From Page to Screen Breakfast at Tiffany’s the Classic Film
You and many of your students may identify Holly Golightly with the iconic scene of Audrey Hepburn singing "Moon River" on her fire escape. Although director Blake Edwards took a great deal of liberty with Capote’s classic novella about an up-and-coming call girl in New York City, the movie itself is well worth a few days of class time. Nobody who watches Breakfast at Tiffany’s can come away from the movie without some idealist dreams of his or her own.
The Movie that Almost Never Was
In fact, the movie almost never came to be. Casting issues plagued the film. Capote wanted Marilyn Monroe for Holly and her agent refused, saying she could not play a call girl. Miss Hepburn, well known for her pixie, waiflike charm in Roman Holiday, seemed rather unconvincing as a would-be prostitute trying to get ahead of the game. The language of the novella itself, with crude references to lesbians, outright homosexuality, a miscarriage and a great deal of pre-marital sex were not the images normally seen on the silver screen.
The director toned down the production. The narrator became a love interest rather than a friend to Holly. Her “profession” was hinted at and the narrator is also what we would call an “escort,” perhaps to soften the blow of Holly’s line of work. As adaptations go, it is a loose one at best, yet the film truly captured some essence of Capote’s novel. It is the character of Holly herself, brought to life so perfectly by Audrey Hepburn that wins over audiences.
After students have read the novel, take a few days to show the film. Discuss the similarities and differences.
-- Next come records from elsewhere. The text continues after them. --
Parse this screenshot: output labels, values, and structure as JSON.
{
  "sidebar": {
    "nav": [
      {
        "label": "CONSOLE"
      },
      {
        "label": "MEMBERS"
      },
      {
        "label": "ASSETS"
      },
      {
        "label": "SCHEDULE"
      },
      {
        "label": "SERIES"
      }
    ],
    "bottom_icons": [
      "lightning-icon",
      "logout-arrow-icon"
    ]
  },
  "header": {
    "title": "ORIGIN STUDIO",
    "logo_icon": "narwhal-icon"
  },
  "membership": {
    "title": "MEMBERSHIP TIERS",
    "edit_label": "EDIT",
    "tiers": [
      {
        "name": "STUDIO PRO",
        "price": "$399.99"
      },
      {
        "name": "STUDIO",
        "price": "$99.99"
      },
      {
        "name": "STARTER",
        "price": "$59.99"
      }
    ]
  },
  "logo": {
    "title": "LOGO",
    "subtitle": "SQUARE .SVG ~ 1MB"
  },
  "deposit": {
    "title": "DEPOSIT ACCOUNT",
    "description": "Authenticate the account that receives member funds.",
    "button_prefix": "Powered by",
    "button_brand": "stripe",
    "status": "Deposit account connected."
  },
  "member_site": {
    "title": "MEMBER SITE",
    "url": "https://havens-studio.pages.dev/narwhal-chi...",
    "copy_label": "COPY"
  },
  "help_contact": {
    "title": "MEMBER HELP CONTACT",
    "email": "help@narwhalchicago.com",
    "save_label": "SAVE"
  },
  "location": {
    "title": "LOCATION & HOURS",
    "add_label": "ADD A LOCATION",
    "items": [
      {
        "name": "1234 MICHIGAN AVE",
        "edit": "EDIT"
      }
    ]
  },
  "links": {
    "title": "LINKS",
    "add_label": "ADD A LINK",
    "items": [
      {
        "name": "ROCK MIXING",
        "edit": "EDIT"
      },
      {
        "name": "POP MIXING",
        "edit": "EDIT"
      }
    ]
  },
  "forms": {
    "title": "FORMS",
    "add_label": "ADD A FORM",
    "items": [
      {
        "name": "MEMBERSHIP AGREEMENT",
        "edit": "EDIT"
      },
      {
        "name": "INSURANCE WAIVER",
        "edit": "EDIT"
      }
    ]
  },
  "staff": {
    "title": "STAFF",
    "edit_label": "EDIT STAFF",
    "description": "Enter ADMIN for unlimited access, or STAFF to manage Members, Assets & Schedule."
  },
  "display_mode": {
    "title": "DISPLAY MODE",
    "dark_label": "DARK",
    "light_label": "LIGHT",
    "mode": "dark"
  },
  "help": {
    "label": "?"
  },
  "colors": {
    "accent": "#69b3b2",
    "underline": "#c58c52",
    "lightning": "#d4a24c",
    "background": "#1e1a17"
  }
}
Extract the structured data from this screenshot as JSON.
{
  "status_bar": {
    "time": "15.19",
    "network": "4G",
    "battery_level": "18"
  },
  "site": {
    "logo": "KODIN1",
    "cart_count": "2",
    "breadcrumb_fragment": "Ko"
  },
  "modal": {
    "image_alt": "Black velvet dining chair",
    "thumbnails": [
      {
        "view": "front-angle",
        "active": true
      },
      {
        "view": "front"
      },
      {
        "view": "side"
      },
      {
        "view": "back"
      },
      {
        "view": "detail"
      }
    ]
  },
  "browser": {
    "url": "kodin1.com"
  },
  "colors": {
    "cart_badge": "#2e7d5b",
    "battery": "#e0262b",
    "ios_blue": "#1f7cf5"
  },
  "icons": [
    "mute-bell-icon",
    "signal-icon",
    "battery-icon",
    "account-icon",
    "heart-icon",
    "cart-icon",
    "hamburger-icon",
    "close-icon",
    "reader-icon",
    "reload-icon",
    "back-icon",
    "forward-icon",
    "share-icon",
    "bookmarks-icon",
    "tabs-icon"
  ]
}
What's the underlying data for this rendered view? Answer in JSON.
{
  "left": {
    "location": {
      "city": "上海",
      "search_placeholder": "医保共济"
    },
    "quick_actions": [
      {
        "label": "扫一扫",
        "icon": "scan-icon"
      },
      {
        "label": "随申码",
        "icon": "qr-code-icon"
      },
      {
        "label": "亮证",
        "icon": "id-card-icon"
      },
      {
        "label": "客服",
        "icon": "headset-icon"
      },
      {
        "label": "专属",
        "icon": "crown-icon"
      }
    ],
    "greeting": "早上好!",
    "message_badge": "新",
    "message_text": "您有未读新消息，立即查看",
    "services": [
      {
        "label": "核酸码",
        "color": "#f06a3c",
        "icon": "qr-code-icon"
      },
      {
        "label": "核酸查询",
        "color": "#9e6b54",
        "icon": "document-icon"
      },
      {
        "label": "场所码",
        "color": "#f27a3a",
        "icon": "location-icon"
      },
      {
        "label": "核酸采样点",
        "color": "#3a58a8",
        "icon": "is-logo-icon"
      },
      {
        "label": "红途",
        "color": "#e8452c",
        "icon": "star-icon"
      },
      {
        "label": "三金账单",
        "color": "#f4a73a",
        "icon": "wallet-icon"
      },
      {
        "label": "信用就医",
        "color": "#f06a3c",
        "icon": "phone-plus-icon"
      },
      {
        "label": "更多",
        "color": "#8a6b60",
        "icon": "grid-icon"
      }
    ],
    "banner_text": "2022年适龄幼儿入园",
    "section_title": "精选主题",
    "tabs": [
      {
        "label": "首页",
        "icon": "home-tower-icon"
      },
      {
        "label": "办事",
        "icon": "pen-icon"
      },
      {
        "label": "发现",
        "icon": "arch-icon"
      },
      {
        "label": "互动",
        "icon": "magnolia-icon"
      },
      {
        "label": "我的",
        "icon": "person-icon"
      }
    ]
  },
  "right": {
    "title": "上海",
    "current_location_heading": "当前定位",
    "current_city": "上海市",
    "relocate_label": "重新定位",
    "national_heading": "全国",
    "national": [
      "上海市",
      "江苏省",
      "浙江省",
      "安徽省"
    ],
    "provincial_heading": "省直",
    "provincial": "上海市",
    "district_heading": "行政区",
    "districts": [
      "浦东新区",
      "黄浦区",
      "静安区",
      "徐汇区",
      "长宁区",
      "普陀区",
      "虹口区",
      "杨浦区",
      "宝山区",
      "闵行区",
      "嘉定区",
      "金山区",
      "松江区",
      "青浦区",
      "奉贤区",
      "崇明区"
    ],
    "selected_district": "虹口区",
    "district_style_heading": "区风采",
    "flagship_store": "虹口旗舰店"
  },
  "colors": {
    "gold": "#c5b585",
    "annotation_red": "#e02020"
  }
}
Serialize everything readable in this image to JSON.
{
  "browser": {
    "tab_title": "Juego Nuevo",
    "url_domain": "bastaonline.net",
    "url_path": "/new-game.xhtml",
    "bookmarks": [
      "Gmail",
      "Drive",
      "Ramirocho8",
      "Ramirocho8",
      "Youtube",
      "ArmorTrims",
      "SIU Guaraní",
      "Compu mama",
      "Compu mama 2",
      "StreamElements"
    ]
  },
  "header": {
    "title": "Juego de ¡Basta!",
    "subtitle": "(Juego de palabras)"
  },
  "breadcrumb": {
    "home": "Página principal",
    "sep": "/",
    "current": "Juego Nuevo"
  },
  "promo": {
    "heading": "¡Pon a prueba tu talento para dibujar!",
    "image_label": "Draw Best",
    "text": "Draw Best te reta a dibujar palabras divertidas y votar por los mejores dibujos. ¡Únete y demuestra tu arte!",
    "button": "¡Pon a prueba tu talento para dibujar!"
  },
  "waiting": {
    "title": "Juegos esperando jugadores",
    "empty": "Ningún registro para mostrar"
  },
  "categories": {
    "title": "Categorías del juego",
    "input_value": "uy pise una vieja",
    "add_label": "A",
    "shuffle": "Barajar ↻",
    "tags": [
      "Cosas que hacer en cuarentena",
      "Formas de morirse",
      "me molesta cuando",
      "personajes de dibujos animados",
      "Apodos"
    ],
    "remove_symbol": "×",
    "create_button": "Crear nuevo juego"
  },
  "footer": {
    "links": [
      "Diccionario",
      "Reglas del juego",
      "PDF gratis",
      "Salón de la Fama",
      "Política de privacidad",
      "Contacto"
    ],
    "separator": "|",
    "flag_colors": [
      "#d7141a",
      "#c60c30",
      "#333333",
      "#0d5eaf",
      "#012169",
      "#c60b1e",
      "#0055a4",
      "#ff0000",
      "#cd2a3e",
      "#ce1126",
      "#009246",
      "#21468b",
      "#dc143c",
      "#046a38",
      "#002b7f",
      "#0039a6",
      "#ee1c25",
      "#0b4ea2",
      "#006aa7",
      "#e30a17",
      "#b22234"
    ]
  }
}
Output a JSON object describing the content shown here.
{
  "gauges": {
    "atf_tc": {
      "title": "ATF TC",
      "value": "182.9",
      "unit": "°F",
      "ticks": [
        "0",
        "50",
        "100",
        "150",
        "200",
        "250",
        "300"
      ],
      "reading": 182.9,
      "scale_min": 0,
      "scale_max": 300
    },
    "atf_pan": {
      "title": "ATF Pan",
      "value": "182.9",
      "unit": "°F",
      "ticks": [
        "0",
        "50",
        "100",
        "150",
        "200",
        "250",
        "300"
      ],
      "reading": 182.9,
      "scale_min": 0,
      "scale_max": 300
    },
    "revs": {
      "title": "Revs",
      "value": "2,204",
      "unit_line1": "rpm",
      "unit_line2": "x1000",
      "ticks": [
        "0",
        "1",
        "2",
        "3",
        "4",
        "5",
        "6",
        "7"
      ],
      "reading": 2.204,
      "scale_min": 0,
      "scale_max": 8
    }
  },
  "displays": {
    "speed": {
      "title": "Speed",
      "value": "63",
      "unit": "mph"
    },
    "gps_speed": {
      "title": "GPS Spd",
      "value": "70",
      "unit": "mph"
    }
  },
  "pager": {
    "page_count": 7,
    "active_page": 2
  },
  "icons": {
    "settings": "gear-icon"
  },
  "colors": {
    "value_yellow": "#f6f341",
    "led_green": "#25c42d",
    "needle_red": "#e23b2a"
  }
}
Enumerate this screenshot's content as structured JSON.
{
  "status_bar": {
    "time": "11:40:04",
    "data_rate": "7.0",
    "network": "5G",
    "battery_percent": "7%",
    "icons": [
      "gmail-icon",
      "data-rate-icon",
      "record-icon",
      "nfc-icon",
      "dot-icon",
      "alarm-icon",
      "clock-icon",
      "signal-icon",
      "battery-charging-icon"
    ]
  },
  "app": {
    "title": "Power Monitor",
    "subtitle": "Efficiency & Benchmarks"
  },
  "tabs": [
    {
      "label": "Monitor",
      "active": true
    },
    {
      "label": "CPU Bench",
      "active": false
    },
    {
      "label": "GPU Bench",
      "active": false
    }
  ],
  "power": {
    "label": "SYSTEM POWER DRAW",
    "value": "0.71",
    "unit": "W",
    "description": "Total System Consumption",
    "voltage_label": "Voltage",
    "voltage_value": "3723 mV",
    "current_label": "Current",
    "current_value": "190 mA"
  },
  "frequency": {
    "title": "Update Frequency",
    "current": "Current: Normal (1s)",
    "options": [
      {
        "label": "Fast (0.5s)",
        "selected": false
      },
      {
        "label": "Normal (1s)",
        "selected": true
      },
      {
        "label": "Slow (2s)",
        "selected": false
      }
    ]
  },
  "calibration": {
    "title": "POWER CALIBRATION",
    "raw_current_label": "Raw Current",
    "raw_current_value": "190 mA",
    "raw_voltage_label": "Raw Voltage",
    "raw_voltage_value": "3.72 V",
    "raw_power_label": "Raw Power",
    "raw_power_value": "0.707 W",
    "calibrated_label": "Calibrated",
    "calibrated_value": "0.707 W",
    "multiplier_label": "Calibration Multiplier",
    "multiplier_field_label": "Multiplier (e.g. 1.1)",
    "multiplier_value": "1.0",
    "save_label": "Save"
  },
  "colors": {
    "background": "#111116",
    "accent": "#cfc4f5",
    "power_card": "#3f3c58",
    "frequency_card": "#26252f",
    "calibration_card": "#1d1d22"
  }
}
Have your students read a movie review, and use the downloadable PowerPoint presentation, and test to assess them on the film.